Scenic Designers Paul Conroy and Graham Miller have chosen to put Charlotte in a plain beige set with a few suggested wall items and props to "fill out" our imaginations (one wall hanging is both a clock's pendulum and a telephone, for example). While this does create a simple scheme for scene changes and segues, it nevertheless fails to evoke the cluttered reality of Charlotte's surroundings, as the 2007 Actor's Express dark prop-heavy set did. An argument can be made that it is a play about Charlotte, and not about her 'stuff," and for some, that may be true. I would counter that her "stuff" was a major part of her character and its absence, to my mind, diminishes her. A bit. Mr. Smith does what they can here, lovingly polishing or dusting a particular piece, or launching into a history of another, but it doesn't fill the profound emptiness of the physical space.
In any case, it's been 12 years since that prior production, and few new viewers will have the elephantine (and too-often faulty) memory I brought to the show.
In any case, whether you believe Charlotte or not, you will certainly believe Peter Smith and (most of) their roster of performances. I left the play wanting to know even more about Charlotte. For the record, a grainy copy of Ich bin meine eigene Frau can be found on YouTube HERE and is worth a look if you want to see and hear the real Charlotte. (Parts of it play in the lobby before the show.) (Fair Warning -- Charlotte loved the male form, and there is some full-frontal imagery and some R-Rated scenes that are decidedly NSFW.)

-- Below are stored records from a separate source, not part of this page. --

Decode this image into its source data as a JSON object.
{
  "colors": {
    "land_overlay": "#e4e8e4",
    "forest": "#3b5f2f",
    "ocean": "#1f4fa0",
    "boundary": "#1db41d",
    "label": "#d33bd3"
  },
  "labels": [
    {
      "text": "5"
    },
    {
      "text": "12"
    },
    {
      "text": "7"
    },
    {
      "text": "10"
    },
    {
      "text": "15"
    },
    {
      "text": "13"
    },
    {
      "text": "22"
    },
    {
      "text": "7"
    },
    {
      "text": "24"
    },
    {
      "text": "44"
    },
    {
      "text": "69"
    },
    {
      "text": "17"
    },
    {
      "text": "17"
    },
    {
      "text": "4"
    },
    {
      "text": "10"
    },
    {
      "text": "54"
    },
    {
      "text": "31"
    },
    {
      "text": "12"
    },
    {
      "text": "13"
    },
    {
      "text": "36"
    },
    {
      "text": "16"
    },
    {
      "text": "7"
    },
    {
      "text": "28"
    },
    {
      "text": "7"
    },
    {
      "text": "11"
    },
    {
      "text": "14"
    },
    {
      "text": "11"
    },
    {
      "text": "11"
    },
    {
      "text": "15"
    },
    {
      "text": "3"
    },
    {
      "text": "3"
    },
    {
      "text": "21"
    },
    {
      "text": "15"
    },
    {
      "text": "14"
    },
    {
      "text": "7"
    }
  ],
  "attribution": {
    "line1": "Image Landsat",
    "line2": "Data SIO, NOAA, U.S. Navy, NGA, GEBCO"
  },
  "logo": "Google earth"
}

Doug Wright's I am My Own Wife and Out Front Theatre's staging of it remain an exceptional glimpse into the stories of an exceptional Human, one who was able to navigate the twin-razor blades of Nazi Occupation and Communist Oppression while wearing high heels. Whatever level of truthfulness propels this story, hers is truly a Survivor Song.
-- Brad Rudy (BKRudy@aol.com @bk_rudy #OutFrontTheatre #IAmMyOwnWife)
* The Gründerzeit, literally "Time of Founders," was an economic era in Germany and Austria that pre-dated the Great Stock Market Crash of 1873. A large influx of capital, reparations from the Franco-Prussian War (1870-1871), created a new generation of entrepreneurs and wealth. It was also a time of elegant Transvestite Balls and perceived loosening of anti-gay law enforcement, so Charlotte's obsession with the period should not come as a surprise. More info is HERE. For the record, a Gründerzeit is also a jim-dandy pre-show drink available at the Out Front bar.